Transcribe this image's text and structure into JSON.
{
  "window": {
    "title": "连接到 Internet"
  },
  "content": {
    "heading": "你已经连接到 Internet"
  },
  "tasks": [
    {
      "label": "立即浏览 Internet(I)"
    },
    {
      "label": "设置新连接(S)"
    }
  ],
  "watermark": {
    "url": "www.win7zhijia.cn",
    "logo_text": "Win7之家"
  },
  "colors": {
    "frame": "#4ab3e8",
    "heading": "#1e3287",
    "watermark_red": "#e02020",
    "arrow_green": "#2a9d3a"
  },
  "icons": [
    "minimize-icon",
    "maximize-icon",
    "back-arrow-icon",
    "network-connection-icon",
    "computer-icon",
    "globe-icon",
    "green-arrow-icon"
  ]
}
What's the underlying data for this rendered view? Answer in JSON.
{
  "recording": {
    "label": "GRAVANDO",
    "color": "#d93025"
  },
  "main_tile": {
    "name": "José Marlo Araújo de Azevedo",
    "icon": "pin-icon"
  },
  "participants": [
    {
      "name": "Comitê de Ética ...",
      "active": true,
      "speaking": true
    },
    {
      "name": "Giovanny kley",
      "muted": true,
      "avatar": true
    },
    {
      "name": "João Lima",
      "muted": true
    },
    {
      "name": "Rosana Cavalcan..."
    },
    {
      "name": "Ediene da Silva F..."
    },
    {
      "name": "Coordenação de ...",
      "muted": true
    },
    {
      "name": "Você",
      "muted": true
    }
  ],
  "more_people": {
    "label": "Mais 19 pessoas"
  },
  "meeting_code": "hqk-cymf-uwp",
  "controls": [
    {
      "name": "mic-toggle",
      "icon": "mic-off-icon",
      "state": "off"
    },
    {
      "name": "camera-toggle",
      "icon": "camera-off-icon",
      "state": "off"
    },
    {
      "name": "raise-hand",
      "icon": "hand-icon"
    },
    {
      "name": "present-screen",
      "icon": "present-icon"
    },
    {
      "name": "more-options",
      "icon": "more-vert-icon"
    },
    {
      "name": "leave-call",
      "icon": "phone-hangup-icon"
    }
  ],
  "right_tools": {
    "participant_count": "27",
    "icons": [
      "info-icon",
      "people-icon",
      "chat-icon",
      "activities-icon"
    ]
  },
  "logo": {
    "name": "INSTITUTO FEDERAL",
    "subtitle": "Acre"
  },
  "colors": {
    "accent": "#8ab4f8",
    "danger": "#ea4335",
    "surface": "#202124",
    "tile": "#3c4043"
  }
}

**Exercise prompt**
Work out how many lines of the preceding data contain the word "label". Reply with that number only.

**Expected output**
4